Provided records below:

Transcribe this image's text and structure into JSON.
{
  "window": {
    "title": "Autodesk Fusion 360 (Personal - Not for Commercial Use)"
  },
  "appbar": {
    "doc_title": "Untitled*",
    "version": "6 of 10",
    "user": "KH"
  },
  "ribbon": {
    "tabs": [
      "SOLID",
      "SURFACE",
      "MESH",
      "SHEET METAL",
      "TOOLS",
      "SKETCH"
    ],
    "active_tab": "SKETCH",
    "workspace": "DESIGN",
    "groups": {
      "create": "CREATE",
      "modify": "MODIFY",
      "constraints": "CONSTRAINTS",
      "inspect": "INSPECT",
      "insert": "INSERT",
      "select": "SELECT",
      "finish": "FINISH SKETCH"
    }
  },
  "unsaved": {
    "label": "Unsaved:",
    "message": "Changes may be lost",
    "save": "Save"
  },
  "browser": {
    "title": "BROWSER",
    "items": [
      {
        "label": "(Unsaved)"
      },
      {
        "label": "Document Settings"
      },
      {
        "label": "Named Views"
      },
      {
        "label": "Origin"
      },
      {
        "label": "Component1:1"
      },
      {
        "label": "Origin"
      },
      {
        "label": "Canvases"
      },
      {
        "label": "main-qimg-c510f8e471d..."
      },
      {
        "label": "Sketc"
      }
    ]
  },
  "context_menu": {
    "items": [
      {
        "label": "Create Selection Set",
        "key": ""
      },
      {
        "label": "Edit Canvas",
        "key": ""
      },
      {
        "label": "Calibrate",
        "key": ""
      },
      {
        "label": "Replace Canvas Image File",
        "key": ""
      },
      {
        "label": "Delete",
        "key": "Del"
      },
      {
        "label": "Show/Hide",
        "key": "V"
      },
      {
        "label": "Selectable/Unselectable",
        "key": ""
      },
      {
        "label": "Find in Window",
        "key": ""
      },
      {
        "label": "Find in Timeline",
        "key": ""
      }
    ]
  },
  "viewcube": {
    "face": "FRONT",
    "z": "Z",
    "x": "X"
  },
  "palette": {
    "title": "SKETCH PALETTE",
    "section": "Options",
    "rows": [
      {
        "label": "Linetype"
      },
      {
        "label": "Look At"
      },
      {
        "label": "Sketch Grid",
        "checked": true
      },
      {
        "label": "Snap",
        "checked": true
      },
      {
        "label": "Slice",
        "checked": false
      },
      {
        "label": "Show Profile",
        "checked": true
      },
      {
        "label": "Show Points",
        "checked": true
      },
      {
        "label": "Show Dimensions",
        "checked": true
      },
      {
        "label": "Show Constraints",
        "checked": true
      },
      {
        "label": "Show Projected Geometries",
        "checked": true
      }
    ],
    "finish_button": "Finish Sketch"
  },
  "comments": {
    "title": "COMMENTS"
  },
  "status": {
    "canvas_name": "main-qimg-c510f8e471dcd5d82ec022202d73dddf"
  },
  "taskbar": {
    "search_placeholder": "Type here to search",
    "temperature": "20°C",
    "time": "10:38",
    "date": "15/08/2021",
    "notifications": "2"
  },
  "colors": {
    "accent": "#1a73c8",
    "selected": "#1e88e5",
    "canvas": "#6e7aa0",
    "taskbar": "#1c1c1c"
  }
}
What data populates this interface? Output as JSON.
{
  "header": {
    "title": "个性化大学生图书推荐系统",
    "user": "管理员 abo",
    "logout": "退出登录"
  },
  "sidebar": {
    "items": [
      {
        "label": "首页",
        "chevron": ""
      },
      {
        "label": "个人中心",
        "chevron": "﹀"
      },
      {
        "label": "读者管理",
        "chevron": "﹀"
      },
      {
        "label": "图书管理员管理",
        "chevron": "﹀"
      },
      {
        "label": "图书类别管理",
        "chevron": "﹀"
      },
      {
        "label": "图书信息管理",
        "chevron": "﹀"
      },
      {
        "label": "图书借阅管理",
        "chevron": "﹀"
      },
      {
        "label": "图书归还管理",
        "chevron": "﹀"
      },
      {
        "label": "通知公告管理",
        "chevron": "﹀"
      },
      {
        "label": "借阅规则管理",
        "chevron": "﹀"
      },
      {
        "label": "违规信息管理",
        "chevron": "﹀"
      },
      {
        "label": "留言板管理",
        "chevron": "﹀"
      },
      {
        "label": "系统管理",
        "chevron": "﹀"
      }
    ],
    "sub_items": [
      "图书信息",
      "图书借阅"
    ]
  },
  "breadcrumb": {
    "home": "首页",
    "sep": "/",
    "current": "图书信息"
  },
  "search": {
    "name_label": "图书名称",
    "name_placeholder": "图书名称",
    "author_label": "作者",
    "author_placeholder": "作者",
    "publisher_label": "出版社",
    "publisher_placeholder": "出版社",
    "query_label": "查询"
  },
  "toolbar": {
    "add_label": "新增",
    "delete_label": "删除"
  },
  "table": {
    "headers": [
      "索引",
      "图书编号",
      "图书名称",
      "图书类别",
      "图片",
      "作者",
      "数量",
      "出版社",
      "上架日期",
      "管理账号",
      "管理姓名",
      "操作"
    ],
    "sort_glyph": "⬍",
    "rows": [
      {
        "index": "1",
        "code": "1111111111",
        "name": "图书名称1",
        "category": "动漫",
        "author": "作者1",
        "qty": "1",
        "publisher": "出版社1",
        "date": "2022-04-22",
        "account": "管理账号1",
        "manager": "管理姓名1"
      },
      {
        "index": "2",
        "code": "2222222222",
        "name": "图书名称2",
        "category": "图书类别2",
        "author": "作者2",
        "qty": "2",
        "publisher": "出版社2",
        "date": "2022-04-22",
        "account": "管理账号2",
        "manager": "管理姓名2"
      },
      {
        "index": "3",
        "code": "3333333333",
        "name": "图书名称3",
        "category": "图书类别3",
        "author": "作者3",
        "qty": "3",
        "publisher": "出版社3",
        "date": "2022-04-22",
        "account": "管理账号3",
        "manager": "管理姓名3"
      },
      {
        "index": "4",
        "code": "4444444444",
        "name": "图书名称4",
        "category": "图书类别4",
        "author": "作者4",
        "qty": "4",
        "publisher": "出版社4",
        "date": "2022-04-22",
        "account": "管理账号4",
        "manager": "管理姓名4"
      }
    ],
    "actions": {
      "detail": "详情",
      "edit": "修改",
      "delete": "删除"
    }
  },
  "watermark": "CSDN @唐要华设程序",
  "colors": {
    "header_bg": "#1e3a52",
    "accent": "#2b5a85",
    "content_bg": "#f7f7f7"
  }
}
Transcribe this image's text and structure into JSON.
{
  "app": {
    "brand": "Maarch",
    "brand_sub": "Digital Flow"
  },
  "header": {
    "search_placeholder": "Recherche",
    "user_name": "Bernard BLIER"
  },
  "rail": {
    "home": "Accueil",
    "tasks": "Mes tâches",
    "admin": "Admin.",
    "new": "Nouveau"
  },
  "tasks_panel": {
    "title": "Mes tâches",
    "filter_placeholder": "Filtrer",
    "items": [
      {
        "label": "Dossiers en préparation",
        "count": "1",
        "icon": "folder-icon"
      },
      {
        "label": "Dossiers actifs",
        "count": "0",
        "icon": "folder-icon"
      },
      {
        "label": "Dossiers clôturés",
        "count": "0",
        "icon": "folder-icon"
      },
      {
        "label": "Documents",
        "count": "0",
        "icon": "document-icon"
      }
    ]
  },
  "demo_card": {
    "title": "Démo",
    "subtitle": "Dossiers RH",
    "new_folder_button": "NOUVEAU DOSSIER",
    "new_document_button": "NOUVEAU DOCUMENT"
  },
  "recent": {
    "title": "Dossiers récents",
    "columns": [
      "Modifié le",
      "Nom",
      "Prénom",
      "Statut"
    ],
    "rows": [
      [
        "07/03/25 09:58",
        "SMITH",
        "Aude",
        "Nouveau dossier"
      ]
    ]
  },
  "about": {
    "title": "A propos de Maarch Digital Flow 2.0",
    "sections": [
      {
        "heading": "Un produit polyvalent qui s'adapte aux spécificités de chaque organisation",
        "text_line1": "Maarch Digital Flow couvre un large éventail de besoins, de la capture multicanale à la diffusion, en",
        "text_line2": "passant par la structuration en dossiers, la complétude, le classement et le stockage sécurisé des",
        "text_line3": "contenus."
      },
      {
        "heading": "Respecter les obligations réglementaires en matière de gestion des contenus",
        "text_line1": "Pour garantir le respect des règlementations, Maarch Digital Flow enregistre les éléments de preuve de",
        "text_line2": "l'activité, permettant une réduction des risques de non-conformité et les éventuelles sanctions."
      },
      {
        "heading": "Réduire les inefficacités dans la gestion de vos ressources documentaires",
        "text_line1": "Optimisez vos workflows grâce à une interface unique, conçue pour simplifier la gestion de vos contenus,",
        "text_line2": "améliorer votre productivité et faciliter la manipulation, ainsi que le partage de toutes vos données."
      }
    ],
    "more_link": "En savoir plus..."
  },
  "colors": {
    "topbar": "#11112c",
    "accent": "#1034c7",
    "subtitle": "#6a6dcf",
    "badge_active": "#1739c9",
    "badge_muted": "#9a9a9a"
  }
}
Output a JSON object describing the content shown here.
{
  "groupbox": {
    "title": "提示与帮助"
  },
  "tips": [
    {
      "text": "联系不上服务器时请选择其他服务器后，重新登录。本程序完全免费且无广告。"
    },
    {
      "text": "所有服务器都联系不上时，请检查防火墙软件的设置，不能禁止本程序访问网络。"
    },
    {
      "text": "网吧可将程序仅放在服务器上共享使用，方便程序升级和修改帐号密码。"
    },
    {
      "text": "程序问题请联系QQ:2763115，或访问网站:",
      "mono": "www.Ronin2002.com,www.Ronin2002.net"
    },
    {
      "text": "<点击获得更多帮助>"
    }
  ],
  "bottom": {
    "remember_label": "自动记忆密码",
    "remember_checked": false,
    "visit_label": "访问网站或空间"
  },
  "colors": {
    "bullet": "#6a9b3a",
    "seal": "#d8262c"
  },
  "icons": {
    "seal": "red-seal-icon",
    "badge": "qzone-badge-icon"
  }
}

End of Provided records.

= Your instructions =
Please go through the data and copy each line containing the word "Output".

= Solution for this problem =
What data populates this interface? Output as JSON.
Output a JSON object describing the content shown here.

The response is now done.